Meteorology students present research at national conference
|Date: Wednesday, February 13th, 2013||Return|
Each winter, the American Meteorological Society hosts a research conference that brings in thousands of meteorologists, climatologists and weather enthusiasts. The meeting is among the largest in the world and, according to the AMS, “promotes the development and dissemination of information and education on the atmospheric and related oceanic and hydrologic sciences and the advancement of their professional applications.”
Taking Predictions to the Next Level: Expanding Beyond Today’s Weather, Water, and Climate Forecasting and Projections was the theme of this year’s meeting — held Jan. 6-10 in Austin, Texas.
Out of 11 WKU meteorology students who attended the conference, three students, along with three WKU National Science Foundation-Research Experience for Undergraduates (NSF-REU) students, presented research findings.
During the summer of 2012, Dr. Rezaul Mahmood, Dr. Xingang Fan and Dr. Josh Durkee, all from WKU’s Department of Geography and Geology, provided a 10-week research experience for undergraduate students from outside WKU as part of the university’s REU program. WKU’s Ogden College of Science and Engineering interdisciplinary NSF-REU program was hosted by the Department of Chemistry and Department of Geography and Geology (PI-Dr. Cathleen Webb; Co-PI Dr. Rezaul Mahmood). This was the sixth year for the research program.

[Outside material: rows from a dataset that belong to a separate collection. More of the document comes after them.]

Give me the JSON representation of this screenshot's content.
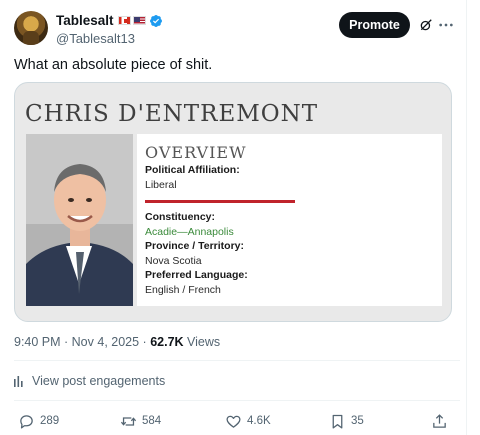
{
  "author": {
    "display_name": "Tablesalt",
    "handle": "@Tablesalt13",
    "flag_icons": [
      "canada-flag-icon",
      "us-flag-icon"
    ],
    "verified_icon": "verified-badge-icon",
    "verified_color": "#1d9bf0"
  },
  "header_actions": {
    "promote_label": "Promote",
    "grok_icon": "grok-icon",
    "more_icon": "more-icon"
  },
  "post": {
    "text": "What an absolute piece of shit."
  },
  "card": {
    "name": "CHRIS D'ENTREMONT",
    "overview_heading": "OVERVIEW",
    "affiliation_label": "Political Affiliation:",
    "affiliation_value": "Liberal",
    "constituency_label": "Constituency:",
    "constituency_value": "Acadie—Annapolis",
    "province_label": "Province / Territory:",
    "province_value": "Nova Scotia",
    "language_label": "Preferred Language:",
    "language_value": "English / French",
    "accent_color": "#c0232b",
    "link_color": "#3a8a3a"
  },
  "meta": {
    "timestamp": "9:40 PM · Nov 4, 2025 · ",
    "views_count": "62.7K",
    "views_label": " Views"
  },
  "engagements": {
    "label": "View post engagements",
    "icon": "analytics-icon"
  },
  "actions": {
    "replies": "289",
    "reposts": "584",
    "likes": "4.6K",
    "bookmarks": "35",
    "share_icon": "share-icon"
  }
}
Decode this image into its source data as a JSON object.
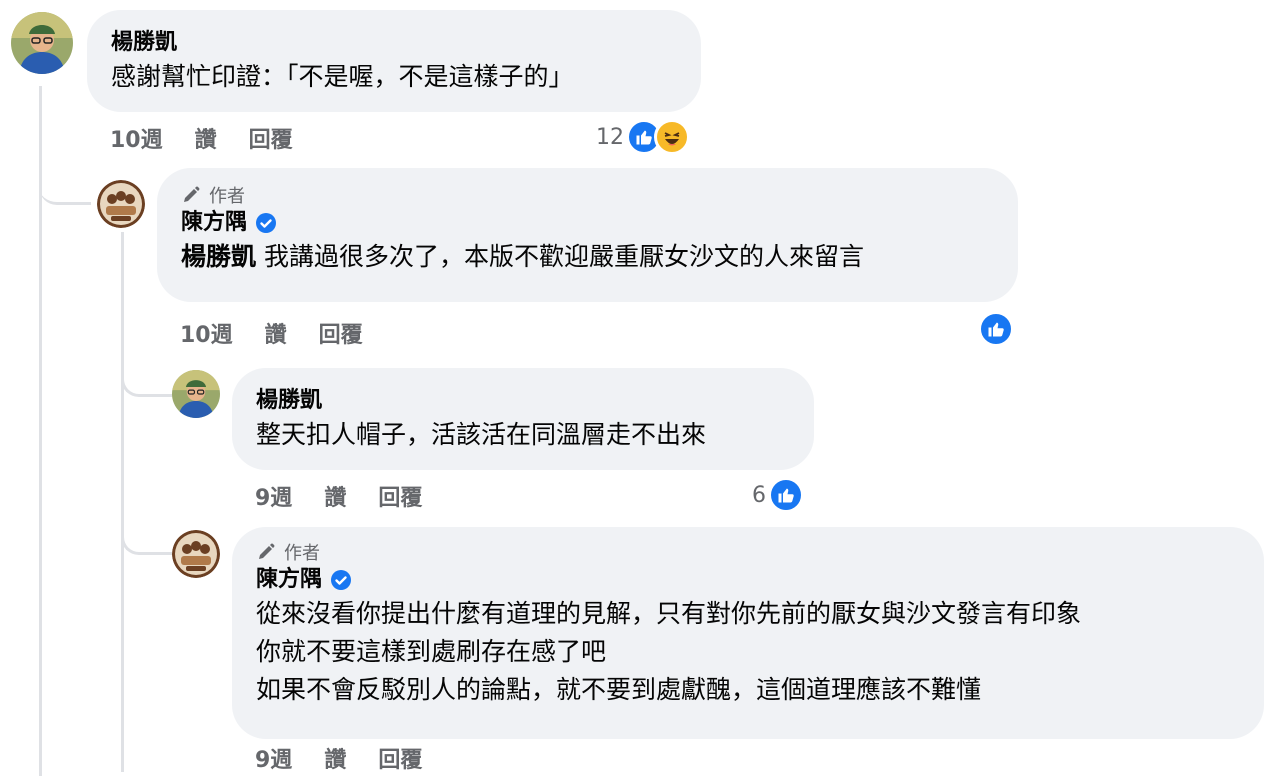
{
  "colors": {
    "accent": "#1877f2",
    "bubble": "#f0f2f5",
    "muted": "#65676b",
    "line": "#dfe1e5"
  },
  "comments": [
    {
      "name": "楊勝凱",
      "text": [
        "感謝幫忙印證：「不是喔，不是這樣子的」"
      ],
      "time": "10週",
      "like": "讚",
      "reply": "回覆",
      "reaction_count": "12",
      "reactions": [
        "like-icon",
        "haha-icon"
      ]
    },
    {
      "author_tag": "作者",
      "name": "陳方隅",
      "verified": true,
      "mention": "楊勝凱",
      "text": [
        " 我講過很多次了，本版不歡迎嚴重厭女沙文的人來留言"
      ],
      "time": "10週",
      "like": "讚",
      "reply": "回覆",
      "reaction_count": "",
      "reactions": [
        "like-icon"
      ]
    },
    {
      "name": "楊勝凱",
      "text": [
        "整天扣人帽子，活該活在同溫層走不出來"
      ],
      "time": "9週",
      "like": "讚",
      "reply": "回覆",
      "reaction_count": "6",
      "reactions": [
        "like-icon"
      ]
    },
    {
      "author_tag": "作者",
      "name": "陳方隅",
      "verified": true,
      "text": [
        "從來沒看你提出什麼有道理的見解，只有對你先前的厭女與沙文發言有印象",
        "你就不要這樣到處刷存在感了吧",
        "如果不會反駁別人的論點，就不要到處獻醜，這個道理應該不難懂"
      ],
      "time": "9週",
      "like": "讚",
      "reply": "回覆"
    }
  ]
}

Additionally, Dr. Durkee hosted an summer undergraduate research seminar that offered six WKU meteorology students, parallel to the REU program, a hands-on, realistic inquiry-based research experience. Dr. Durkee served as research advisor to two additional independent research endeavors for four WKU meteorology students during the fall 2012 semester. Together, these projects served as WKU’s contribution for dissemination of important research findings at the annual AMS meeting.
The WKU meteorology student research participants included: Andrew Dockery of Taylorsville; John Logan Thomas of Brentwood, Tenn.; Quentin Walker of Dixon; Ryan Difani of Pocahontas, Ark.; Tyler Binkley of Ashland City, Tenn.; Michael Flanigan of Pewee Valley; Emily Yates of Brentwood, Tenn.; and Christopher Johnson of Bowling Green. The WKU REU researchers included Tami Gray of Cleveland, Miss., and Andrew Fultz of Starkville, Miss., both students at Mississippi State University; and Lara Schisler of Prescott, Ariz. , a student at Embry-Riddle Aeronautical University. Gray received a third-place award for best overall research presentation.

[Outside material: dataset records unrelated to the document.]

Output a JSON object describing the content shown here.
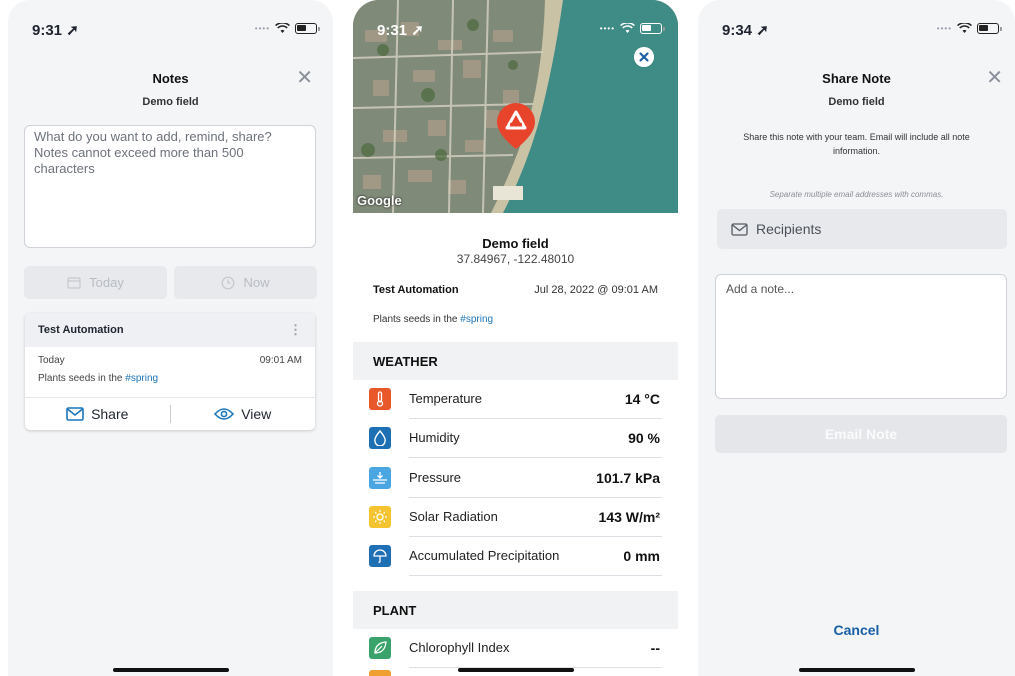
{
  "notes_screen": {
    "status_time": "9:31",
    "title": "Notes",
    "subtitle": "Demo field",
    "note_placeholder": "What do you want to add, remind, share? Notes cannot exceed more than 500 characters",
    "date_button": "Today",
    "time_button": "Now",
    "note_card": {
      "author": "Test Automation",
      "day": "Today",
      "time": "09:01 AM",
      "text_prefix": "Plants seeds in the ",
      "hashtag": "#spring",
      "share_label": "Share",
      "view_label": "View"
    }
  },
  "detail_screen": {
    "status_time": "9:31",
    "map_attribution": "Google",
    "field_name": "Demo field",
    "coordinates": "37.84967, -122.48010",
    "note": {
      "author": "Test Automation",
      "date": "Jul 28, 2022 @ 09:01 AM",
      "text_prefix": "Plants seeds in the ",
      "hashtag": "#spring"
    },
    "weather_header": "WEATHER",
    "weather": [
      {
        "label": "Temperature",
        "value": "14 °C",
        "icon": "thermometer-icon",
        "color": "#e8582a"
      },
      {
        "label": "Humidity",
        "value": "90 %",
        "icon": "water-drop-icon",
        "color": "#1f6fb5"
      },
      {
        "label": "Pressure",
        "value": "101.7 kPa",
        "icon": "pressure-icon",
        "color": "#4aa6e0"
      },
      {
        "label": "Solar Radiation",
        "value": "143 W/m²",
        "icon": "sun-icon",
        "color": "#f5c430"
      },
      {
        "label": "Accumulated Precipitation",
        "value": "0 mm",
        "icon": "rain-umbrella-icon",
        "color": "#1f6fb5"
      }
    ],
    "plant_header": "PLANT",
    "plant": [
      {
        "label": "Chlorophyll Index",
        "value": "--",
        "icon": "leaf-icon",
        "color": "#3aa36b"
      }
    ]
  },
  "share_screen": {
    "status_time": "9:34",
    "title": "Share Note",
    "subtitle": "Demo field",
    "description": "Share this note with your team. Email will include all note information.",
    "separator_hint": "Separate multiple email addresses with commas.",
    "recipients_placeholder": "Recipients",
    "note_placeholder": "Add a note...",
    "email_button": "Email Note",
    "cancel_label": "Cancel"
  },
  "colors": {
    "accent_blue": "#175fa6",
    "hashtag": "#1b75bb",
    "map_pin": "#e8442c"
  }
}
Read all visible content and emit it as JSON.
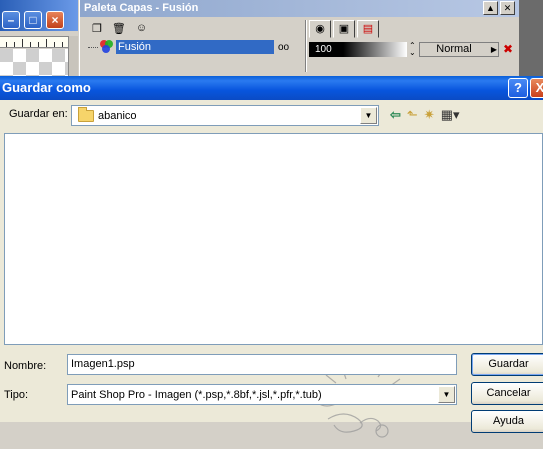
{
  "background": {
    "layers_palette": {
      "title": "Paleta Capas - Fusión",
      "layer_name": "Fusión",
      "opacity": "100",
      "blend_mode": "Normal"
    }
  },
  "dialog": {
    "title": "Guardar como",
    "help_glyph": "?",
    "close_glyph": "X",
    "save_in_label": "Guardar en:",
    "save_in_value": "abanico",
    "name_label": "Nombre:",
    "name_value": "Imagen1.psp",
    "type_label": "Tipo:",
    "type_value": "Paint Shop Pro - Imagen (*.psp,*.8bf,*.jsl,*.pfr,*.tub)",
    "buttons": {
      "save": "Guardar",
      "cancel": "Cancelar",
      "help": "Ayuda"
    }
  },
  "colors": {
    "title_bar": "#0a5fd8",
    "dialog_face": "#ece9d8",
    "selection": "#316ac5"
  },
  "icons": [
    "back-icon",
    "up-folder-icon",
    "new-folder-icon",
    "views-menu-icon",
    "folder-icon"
  ]
}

Here is a list of presenters and their research topics:
- Christopher Johnson, Emily Yates, Quentin Walker, Michael Flanigan and Dr. Josh Durkee,: A re-analysis of the 16 April 1998 record hail and urban tornado across south-central Kentucky and Nashville, Tenn.
- Emily Yates and Dr. Josh Durkee: A case study the 9 March 2012 record setting severe weather event over Oahu, Hawaii.
- Andre Dockery, Ryan Difani, Quentin Walker, Michael Flanigan, Tyler Binkley, John Logan Thomas and Dr. Josh Durkee: A case study of a rare long-track EF-3 tornado in eastern Kentucky.
- Tami Gray and Dr. Josh Durkee: A Hydroclimatology for the Green River watershed in west-central Kentucky during 1979-2010.
- Andrew Fultz, Dr. Rezaul Mahmood and Dr. Josh Durkee: The impact of urbanization on daily precipitation trends across the Kentucky-Indiana Ohio River Valley.
- Lara Schisler, Dr. Rezaul Mahmood and Dr. Xingang Fan: Modern urban impacts on regional weather of the central U.S.
“Here at WKU, we continuously strive to provide professional research opportunities for our students to experience,” Dr. Durkee said. “Our students are going to be leading professionals in the near future, so we offer these professional opportunities for them now in order for them remain competitive in the workforce and to hit the ground running upon graduation.”
New research projects are under way as students and faculty prepare for the next annual AMS meeting, which takes place in Atlanta in February 2014.
“Supporting students at conferences and field-research sites is one of the cornerstones of our professional Meteorology program at WKU,” said Geography and Geology Department Head, Dr. David Keeling. “Th